One way to identify an antonym is to look for contrast words, such as “but,” “however,” “though,” “although,” “unlike,” “whereas” and “despite.” These words signal that some opposite idea or meaning is coming.
Let’s look at this sentence from a recent Learning English story. See if the contrast word “although” helps you understand what a “critic” is.
The United States will begin restricting visas to citizens from six other countries on February 21, although critics question the move.
The first part of the sentence states a policy change on visas. In the second part, the word “although” signals that contrasting information is coming, which is that critics are questioning the new policy. From this, we might guess that a critic is a person who disapproves of something.
Tip #3: Appositives
The third kind of clue is appositives.
An appositive is a noun or noun phrase that comes after another noun, where the second defines the first. That definition will make more sense after looking at the example below. It uses an appositive to explain the meaning of the word “constellation.” Here it is:
Constellations, or groups of stars that form shapes in the sky, usually represent a mythological person or creature or a nonliving object.
The sentence uses a comma followed by the word “or” to introduce the appositive “groups of stars that form shapes in the sky.” Punctuation is important here: Appositives usually have a comma before and after them.
But note that sometimes appositives do not use the signal word “or.” And be careful -- commas have many purposes in written texts and they do not always signal appositives.
Tip #4: Examples
The fourth kind of clue is examples.
Examples can help explain the meaning of a word or idea. In English, the most common ways we introduce examples are with the phrases “for example,” “for instance,” “such as” and “like.”
Here is a passage from a 2019 Learning English report about superbugs in the United States. See if the example helps you understand the meaning of “superbug.”
Superbugs are appearing much more often outside of hospitals, the CDC report said. For example, urinary tract infections have been easily treated in doctor’s offices with common antibiotic medicines. But now it is more common to see healthy young women with such infections admitted to hospitals after their treatments do not work, said Doctor Bradley Frazee.
So what might a “superbug” be? The example provided is of an infection that is not easily treated with antibiotics anymore. And that is exactly what a superbug is.

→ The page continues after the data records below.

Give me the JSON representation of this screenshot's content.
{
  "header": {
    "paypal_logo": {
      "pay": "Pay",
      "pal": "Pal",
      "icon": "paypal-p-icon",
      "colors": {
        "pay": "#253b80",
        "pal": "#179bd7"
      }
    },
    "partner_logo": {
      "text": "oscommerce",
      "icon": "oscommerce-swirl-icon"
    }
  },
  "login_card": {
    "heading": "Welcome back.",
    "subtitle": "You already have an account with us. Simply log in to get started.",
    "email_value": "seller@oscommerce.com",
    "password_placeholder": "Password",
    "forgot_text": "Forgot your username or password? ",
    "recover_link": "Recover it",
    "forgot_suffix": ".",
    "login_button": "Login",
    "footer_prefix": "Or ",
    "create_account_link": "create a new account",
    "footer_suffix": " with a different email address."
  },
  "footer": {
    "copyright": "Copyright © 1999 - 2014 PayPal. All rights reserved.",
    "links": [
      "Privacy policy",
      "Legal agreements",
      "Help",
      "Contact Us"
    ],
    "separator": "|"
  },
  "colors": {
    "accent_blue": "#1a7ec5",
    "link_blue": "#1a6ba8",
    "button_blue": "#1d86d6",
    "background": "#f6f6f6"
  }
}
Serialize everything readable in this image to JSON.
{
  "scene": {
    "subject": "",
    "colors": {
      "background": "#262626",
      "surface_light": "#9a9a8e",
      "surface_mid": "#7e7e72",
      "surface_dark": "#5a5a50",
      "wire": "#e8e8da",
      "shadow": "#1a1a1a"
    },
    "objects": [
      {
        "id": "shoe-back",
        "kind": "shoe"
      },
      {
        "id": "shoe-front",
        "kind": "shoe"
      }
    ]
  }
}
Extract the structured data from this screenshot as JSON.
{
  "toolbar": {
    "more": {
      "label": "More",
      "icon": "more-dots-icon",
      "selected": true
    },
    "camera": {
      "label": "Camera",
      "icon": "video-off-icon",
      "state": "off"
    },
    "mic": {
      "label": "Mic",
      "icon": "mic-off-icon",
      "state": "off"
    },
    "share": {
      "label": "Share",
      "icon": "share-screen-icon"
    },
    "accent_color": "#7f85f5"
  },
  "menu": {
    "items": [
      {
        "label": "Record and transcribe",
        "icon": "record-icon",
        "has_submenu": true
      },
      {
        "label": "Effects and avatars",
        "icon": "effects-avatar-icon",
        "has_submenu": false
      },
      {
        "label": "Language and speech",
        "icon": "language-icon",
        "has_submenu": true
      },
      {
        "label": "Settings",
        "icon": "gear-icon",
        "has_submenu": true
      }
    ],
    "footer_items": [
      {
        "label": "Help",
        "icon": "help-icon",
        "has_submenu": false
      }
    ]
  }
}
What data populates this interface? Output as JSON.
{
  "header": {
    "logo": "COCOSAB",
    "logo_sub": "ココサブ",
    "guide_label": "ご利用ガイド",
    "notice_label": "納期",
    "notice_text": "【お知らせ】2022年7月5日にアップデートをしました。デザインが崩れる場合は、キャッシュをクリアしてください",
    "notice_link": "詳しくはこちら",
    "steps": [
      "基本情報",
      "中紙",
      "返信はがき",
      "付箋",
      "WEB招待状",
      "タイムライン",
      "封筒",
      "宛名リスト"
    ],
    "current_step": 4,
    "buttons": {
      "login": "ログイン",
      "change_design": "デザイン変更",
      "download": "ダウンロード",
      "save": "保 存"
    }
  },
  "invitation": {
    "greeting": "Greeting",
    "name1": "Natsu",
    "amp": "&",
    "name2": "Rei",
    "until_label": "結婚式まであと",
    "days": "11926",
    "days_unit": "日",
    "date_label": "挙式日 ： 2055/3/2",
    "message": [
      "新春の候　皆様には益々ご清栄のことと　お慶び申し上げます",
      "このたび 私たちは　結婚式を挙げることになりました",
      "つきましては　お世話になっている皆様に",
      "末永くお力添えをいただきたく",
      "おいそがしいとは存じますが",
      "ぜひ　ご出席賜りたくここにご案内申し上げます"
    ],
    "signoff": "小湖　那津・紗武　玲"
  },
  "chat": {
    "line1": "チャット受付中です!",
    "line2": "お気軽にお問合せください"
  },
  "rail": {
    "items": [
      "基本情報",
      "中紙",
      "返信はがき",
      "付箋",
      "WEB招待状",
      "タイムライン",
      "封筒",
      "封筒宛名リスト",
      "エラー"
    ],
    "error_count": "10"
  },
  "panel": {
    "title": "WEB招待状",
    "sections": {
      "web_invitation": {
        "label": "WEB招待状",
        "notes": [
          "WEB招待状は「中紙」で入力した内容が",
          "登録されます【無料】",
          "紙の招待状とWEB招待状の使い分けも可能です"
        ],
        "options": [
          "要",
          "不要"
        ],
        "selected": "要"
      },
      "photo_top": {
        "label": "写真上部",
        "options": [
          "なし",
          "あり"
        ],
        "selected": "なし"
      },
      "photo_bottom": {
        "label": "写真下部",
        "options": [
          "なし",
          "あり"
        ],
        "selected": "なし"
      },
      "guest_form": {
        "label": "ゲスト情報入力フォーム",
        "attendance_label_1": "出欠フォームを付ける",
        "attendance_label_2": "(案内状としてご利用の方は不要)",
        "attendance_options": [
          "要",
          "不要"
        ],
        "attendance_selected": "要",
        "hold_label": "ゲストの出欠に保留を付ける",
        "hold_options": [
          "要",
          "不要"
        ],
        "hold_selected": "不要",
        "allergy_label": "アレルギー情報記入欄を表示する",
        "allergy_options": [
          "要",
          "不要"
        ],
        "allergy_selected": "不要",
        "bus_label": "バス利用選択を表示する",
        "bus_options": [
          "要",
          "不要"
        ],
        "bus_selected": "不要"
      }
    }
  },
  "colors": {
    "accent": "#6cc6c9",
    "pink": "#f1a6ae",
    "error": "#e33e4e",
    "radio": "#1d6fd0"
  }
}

Some closing thoughts
And now for some closing thoughts.
Learning to use context clues can take time. Don’t pressure yourself to be great at the skill too quickly.
Also, it is often not necessary to know the meaning of every word to understand what you are reading. So the next time you come across a word you don’t know, ask yourself whether you can understand the sentence without it.
I’m Bryan Lynn.
Alice Bryant wrote this story for Learning English. Ashley Thompson was the editor.
Words in This Story
pause – v. to stop doing something for a short time before doing it again
ideal – adj. exactly right for a particular purpose, situation or person
phrase – n. a group of two or more words that express a single idea but do not usually form a complete sentence
text – n. the words that make up the main part of a book, magazine, newspaper, Web site or something else
contrast – n. a difference between things or people that are being compared
ticket – n. a piece of paper that allows you to see a show, go to an event, travel on a vehicle, or do something else
mythological – adj. relating to, based on or appearing in myths or mythology
comma – n. a punctuation mark , that is used to separate words or groups of words in a sentence
punctuation – n. the marks, such as periods and commas, in a piece of writing that make its meaning clear
urinary tract – n. the body's drainage system for removing urine, which is composed of wastes and extra fluid